In my opinion it’s alive and in very good shape. I risk to say it will always be. One of the things that characterizes the short form and makes it so interesting, is its natural openness to adapt and incorporate the genuine vision of its makers without external standards or compromises concerning conventional markets that will always prefer films and forms that play safe. Because they need less to exist, shorts are lighter in weight, and consequently faster in their ability to adapt to and incorporate the present time of the authors, their ideas, questions and even trends and technology. The short format is, by its number and diversity, less reverential to a sort of historical doctrine that teaches how it was made before and should be done in the future. Short films will always be the teenagers of this story. Young, rebellious, provocative, inappropriate, why not disturbing? They don’t ask for permission to exist and invade festivals, markets, museums, our computers, they remind us how important it is, for few moments, to dream we are wild and free.

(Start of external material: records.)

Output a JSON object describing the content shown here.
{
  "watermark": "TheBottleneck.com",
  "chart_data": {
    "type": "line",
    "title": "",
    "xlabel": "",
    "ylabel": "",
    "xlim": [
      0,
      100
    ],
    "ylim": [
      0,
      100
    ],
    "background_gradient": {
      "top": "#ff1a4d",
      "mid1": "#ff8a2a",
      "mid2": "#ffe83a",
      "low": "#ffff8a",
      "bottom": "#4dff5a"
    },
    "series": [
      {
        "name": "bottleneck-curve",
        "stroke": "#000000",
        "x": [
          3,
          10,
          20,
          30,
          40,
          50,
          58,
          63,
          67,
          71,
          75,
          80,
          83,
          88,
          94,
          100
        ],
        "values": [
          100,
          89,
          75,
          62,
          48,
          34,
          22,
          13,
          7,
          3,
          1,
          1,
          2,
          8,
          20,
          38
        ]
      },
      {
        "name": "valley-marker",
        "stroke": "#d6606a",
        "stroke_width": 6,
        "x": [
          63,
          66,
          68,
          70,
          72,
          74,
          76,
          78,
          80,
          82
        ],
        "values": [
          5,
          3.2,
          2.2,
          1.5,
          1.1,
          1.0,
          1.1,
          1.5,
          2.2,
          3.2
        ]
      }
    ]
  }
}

Do you see issues of gender inequality in short film productions? Is that something you plan to discuss at the Berlinale?

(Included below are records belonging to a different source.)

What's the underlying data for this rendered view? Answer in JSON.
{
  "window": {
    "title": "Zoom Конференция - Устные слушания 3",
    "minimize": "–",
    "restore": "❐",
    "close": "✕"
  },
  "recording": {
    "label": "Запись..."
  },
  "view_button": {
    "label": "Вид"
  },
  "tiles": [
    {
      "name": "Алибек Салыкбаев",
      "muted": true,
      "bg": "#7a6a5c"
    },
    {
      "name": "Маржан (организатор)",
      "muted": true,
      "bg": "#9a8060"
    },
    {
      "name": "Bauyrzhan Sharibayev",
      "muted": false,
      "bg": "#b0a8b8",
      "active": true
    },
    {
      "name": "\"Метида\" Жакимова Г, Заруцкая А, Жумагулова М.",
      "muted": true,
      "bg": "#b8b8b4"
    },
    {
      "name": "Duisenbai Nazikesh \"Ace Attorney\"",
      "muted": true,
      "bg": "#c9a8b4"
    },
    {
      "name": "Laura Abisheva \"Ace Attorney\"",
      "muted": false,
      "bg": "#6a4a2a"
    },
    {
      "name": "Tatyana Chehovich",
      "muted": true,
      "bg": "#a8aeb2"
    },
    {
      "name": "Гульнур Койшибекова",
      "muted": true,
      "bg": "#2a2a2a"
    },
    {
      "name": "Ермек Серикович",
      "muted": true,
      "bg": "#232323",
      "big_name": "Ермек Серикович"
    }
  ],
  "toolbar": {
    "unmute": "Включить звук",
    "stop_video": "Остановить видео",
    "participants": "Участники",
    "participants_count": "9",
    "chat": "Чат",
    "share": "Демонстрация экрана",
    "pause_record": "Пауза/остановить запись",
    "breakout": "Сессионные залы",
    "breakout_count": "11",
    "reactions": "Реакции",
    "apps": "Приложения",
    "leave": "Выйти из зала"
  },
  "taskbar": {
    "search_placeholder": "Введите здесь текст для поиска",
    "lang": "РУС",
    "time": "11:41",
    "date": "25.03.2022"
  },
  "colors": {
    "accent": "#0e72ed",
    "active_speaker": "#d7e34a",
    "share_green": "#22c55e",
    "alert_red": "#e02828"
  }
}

From my experience, from the point of view of the technical crew there is still a tendency for gender preferences connected with specific roles on a production. I guess that happens as a direct consequence of the broader gender stereotypes. Fortunately that is changing. Specially concerning the artistic authorship. I feel gender issues are being definitively overcome.

As Rosas Brancas by Diogo Costa Amarante

As a jury member, what will you look for in the shorts and in the filmmakers?

To be surprised.

If you could choose freely between shorts and features, would you make more shorts or do you feel that it is a form or a phase that a filmmaker leaves behind after a while?

I love shorts so I hope they will never stay behind. I don’t subscribe to that point of view that a short it’s a welcoming card for a feature. They are different formats and pose different questions.

In your docs, you deal with people in financial hardships, homelessness – do you feel that filmmakers have a social responsibility?

We all have social responsibility, filmmakers or not.

You were a talent and a competitor at the Berlinale. What does the Berlinale mean to you?

A celebration of love for film in its numerous expressions. A vision of the world brought to Berlin by its programmers. A faithful audience that comes to all screenings with their heart and mind open, available to receive. A festival that welcomed my work with joy and respect. A place where I meet people I love and care for. To sum up: when I think of Berlinale I think of a big, warm, cozy and lovely bear.

Adam Harangozó and Zsuzsanna Deák

Read more in the World of Young Cinema – The Berlinale 2018 Issue